I’m not a writer, but I wish I had some skills as I’m envious of those who can. I read articles on the writing process but never do anything with them, that is until now.
Below is a “before” and “after” something that happened to me on the golf course a few weeks ago. I wrote it as part of an exercise I learned from an article I read. I thought I would publish on my blog in the symbolic gesture of putting my pen done, indicating my completion of the exercise. As I re-read the results of my labor, making edits and re-working portions of it, I felt nostalgic remembering how many good times I’ve had on the golf course. Hopefully, after reading this, you will be able to look through a small window of a single shot that plays out 70, 80, or more times each week as I play the game I love.
On the 3rd hole, I pull hooked my 6-iron tee shot into the woods assuring me a bogey at best, but more likely a double bogey.
I stand on the tee of the third hole, 2-under par after a birdie-birdie start. I survey the medium length par 3 measuring 165 yards from the gold tees. My eyes slide to the left inspecting the wall of trees that conceal the Harpeth River which silently flows at the bottom of a steep slope. I try not to think how many shots I’ve hit into that damn river, the anxiety starts to build. I try to divert my racing thoughts by focusing my attention to the right where a pond sits, not really in play, with the banks over grown by native trees. The green is wider than it is deep with no bunkers protecting it. Today, the pin is on the left side in the middle of the green. The flag lay limp with no sign of a breeze.
My stroke average on the hole hovers around 3.4 over the course of the 400 plus times that I have played the hole. Despite some past successes on the hole, all I can think about are the failures. And it happens, thoughts of double-bogey come roaring up out of my gut and into my head, negating my fast start. My arms tense up and my breathing shallows and full blown panic sets in. I try to conceal it, but I know my playing partners sense it. They have seen this rodeo before and their shoulders slump as the inevitable gets underway.
“How can this be happening again”, I scream in my head. I have hit thousands of six-irons 165 yards before, but this time, the distance might as well be 250 yards to the hole as I have no confidence I can hit the shot. As I stand behind the ball, I try to focus on my target, a tuff of grass about three feet in front of my ball which, if you were to draw a straight line to the hole, sits between me and the hole. But thoughts of all the pulled shots fill my head. I make a meeker attempt to change my perspective by picturing a high cut shot landing softly next to the flag. The thought lasts but a split second and all I can see in my minds eye is the ball bounding into the river and out of play.
I close my eyes, take a deep breath and try to focus, reminding myself that my past is the past and has nothing to do with the current shot. But, despite my best efforts, I wearily step into the shot, shuffling my feet a bit to make sure the stance is even. I try to shake the stress out of my arms with a few waggles. I look at the tuff of grass I used to line up my shot and confirm that my feet, hips, and shoulders are all pointed toward it. As I look back down at the ball, everything goes out of focus. “Crap”, I’m staring at it again, a sure sign that I’ve broken my concentration and I’ve gotten lost in the moment. I think to myself, “I’m screwed”, not the ideal thought you want when standing over the ball, ready to pull the trigger.
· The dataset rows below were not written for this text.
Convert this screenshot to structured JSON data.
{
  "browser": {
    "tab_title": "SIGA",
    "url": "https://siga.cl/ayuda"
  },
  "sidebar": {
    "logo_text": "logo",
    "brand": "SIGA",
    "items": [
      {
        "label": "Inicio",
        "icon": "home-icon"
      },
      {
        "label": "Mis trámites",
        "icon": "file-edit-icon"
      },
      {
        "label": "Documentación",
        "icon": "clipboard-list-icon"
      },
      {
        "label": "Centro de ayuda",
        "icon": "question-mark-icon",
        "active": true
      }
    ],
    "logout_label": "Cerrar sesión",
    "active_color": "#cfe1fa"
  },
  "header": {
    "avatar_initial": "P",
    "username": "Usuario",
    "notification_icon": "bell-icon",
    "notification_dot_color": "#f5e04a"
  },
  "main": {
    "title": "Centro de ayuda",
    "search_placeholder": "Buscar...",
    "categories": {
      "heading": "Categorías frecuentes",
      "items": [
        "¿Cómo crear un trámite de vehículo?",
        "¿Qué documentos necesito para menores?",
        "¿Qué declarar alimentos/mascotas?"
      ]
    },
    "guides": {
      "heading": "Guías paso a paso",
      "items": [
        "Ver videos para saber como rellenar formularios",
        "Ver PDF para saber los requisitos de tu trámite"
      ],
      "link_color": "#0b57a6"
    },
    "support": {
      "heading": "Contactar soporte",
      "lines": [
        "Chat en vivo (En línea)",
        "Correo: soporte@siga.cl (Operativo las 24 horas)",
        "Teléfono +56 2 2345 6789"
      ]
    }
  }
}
I blink hard and bring the ball back into focus and I say to myself “swing smooth, swing easy, and fire the hips through the shot”. And with that, I take the club back, all noise vacates my head, nothing is visible except the ball on the tee at my feet. I’m in the zone and there is no turning back. As I drop the club back toward the ball, I feel it. The club is dropping as it supposed to but my hips are stuck, the lack of rotation of my lower body through the impact zone starts the familiar song of a pull hook playing through my head. It is to late, I can’t stop, I’m striking the ball and my fast birdie-birdie start vanishes as quickly as a rain drop disappears as in lands in a puddle.
I let out groan from my belly as I straighten up to watch my ball hooking hard toward the woods, it is happening again, my ball is destined for a watery grave and the thoughts of double-bogey start become a reality as they dance through my head. Before the ball disappears into the woods and down to the river, I start screaming in my mind, how in the hell did you do it again? And with that, the inevitable groans of my playing partners fill the silent air before the ball reaches its apex. They to have heard this song before. One partner turns away, unable to watch. Another starts to laugh and the other stares in disbelieve. I helplessly watch my ball flying from right to left, disappear into the woods missing it’s target by at least 50 yards, ricocheting off a couple of trees and ultimately coming to rest in the river.